Seventeen-year-old Robert promptly enlisted in the Confederate Army. If his father saw little combat, Robert made up for it. Wounded in May 1864, he was captured by Union forces 17 June 1864 near Petersburg, Virginia, and imprisoned at Elmira, New York, until 15 May 1865.

After the war, somewhere, somehow, his sister Jane met young Union veteran Thomas Wesley Boren (1849-1897), who’d been born and raised around Pittsburgh, Pennsylvania. They married 6 June 1867 — we don’t know where — and lived in Pittsburgh. The second of their five children, Addison Boren (1869-1949), is Sandy’s great-grandfather. (No known connection to the North Carolina Boren family.)

At the age of 14, Addison quit school to help support his grandmother — possibly his mother’s stepmother, Ann Margaret Cochran, who was living in Pittsburgh with her children Margaret, Luther Alden, and Lula in 1880.

Robert Cochran also married after the war. In 1872 he too was living in Pittsburgh, where he bought property from his sister’s father-in-law (Samuel W. Boren) in the 19th ward of that city. By 1880 he and wife Angelina and their children Ira and Jessie had moved to Washington, Indiana County, Pennsylvania.

Unless we discover some letters or diaries from this family, we may never know the whole story of the North Carolina Cochrans’ connection to western Pennsylvania, and how it survived the war of 1861-1865.


born 21 July 1820 North Carolina

married (1) 11 October 1842 Canonsburg, Washington County, Pennsylvania,Elizabeth Balantine, daughter of ??, born ??, died 25 Jul 1849 -- 2 children

married (2) 27 Nov 1849 Ann Margaret Melone, daughter of ??, born 29 Apr 1829 Pennsylvania, died 10 May 1920 -- 6 children

died 22 November 1863 North Carolina

ANCESTORS: We know his parents Robert McClellan Cochran and Agnes McGinnis, and have speculative theories about Robert’s parents, paternal grandparents, and great-grandparents.
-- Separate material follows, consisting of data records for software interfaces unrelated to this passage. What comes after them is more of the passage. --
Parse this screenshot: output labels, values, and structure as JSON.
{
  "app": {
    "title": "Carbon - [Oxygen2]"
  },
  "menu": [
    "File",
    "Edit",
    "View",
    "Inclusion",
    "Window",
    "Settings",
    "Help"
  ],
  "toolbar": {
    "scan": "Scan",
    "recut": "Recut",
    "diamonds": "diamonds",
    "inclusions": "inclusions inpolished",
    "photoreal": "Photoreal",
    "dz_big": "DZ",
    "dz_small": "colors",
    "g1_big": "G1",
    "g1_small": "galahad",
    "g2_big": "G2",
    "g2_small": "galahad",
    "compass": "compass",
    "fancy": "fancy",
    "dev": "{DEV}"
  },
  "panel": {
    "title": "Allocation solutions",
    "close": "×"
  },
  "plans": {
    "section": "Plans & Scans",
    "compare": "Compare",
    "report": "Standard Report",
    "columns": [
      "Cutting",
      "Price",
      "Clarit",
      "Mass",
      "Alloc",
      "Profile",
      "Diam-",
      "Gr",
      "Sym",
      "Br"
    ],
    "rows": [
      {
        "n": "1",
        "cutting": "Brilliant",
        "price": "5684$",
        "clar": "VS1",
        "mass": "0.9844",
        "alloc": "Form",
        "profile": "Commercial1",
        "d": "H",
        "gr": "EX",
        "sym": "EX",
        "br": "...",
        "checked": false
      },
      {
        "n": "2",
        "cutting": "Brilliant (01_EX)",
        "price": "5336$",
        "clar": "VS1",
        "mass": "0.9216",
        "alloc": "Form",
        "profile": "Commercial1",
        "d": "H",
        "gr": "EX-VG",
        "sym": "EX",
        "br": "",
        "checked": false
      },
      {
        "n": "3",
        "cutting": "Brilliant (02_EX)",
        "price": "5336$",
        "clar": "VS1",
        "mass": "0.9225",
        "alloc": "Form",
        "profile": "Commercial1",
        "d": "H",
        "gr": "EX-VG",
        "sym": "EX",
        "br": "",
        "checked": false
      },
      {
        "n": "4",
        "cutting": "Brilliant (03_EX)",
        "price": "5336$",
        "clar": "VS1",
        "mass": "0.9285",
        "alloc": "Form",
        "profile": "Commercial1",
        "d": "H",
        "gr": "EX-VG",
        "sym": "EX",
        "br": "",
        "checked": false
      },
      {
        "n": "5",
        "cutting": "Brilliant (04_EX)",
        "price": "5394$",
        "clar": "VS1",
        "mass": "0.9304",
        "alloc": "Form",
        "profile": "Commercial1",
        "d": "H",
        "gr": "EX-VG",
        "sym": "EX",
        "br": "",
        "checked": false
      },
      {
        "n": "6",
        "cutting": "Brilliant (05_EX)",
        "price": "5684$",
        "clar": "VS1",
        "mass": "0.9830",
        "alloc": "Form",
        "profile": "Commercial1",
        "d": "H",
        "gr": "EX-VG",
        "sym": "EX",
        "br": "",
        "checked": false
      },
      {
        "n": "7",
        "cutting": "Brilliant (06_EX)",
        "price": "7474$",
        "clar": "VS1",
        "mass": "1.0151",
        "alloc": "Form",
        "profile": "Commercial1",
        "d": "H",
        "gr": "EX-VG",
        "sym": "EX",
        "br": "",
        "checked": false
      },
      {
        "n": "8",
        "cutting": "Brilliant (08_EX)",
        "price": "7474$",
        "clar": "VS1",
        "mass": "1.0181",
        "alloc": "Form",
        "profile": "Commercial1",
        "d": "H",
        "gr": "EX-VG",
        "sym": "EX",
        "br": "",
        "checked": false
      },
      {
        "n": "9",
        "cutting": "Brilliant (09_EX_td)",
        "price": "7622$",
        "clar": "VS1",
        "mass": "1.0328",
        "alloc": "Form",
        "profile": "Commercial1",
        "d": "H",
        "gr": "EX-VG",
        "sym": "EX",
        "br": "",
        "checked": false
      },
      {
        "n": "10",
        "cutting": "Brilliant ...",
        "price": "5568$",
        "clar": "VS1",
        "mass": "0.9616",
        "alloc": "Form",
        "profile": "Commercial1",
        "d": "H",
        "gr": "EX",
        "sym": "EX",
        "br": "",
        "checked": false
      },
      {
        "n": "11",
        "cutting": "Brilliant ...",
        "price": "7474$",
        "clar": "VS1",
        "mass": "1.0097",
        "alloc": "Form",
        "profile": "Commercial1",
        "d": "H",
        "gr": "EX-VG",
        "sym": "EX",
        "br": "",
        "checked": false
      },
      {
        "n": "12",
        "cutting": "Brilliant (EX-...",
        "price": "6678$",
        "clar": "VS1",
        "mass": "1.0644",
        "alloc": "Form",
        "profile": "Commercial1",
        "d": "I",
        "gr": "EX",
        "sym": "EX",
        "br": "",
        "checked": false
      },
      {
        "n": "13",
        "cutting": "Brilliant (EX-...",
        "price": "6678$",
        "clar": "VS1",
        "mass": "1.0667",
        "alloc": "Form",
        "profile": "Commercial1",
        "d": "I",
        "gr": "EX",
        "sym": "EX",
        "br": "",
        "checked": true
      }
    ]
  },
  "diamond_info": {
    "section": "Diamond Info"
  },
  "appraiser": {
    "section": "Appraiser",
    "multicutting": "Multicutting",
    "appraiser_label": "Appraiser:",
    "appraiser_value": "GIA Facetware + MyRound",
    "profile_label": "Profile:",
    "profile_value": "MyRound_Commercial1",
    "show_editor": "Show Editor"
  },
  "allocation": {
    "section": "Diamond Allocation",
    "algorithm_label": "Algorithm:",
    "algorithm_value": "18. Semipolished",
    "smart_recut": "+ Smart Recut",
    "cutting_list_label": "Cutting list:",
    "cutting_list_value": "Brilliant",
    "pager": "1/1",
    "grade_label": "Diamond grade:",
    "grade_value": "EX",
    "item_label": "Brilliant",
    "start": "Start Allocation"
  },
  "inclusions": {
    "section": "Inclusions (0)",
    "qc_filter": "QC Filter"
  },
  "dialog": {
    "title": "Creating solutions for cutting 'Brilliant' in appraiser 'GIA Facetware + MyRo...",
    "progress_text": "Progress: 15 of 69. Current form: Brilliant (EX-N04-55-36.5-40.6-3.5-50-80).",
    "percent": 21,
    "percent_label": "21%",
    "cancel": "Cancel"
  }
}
COUSINS: Countless multitudes. Joseph had eight siblings and four half-siblings, seven with descendants.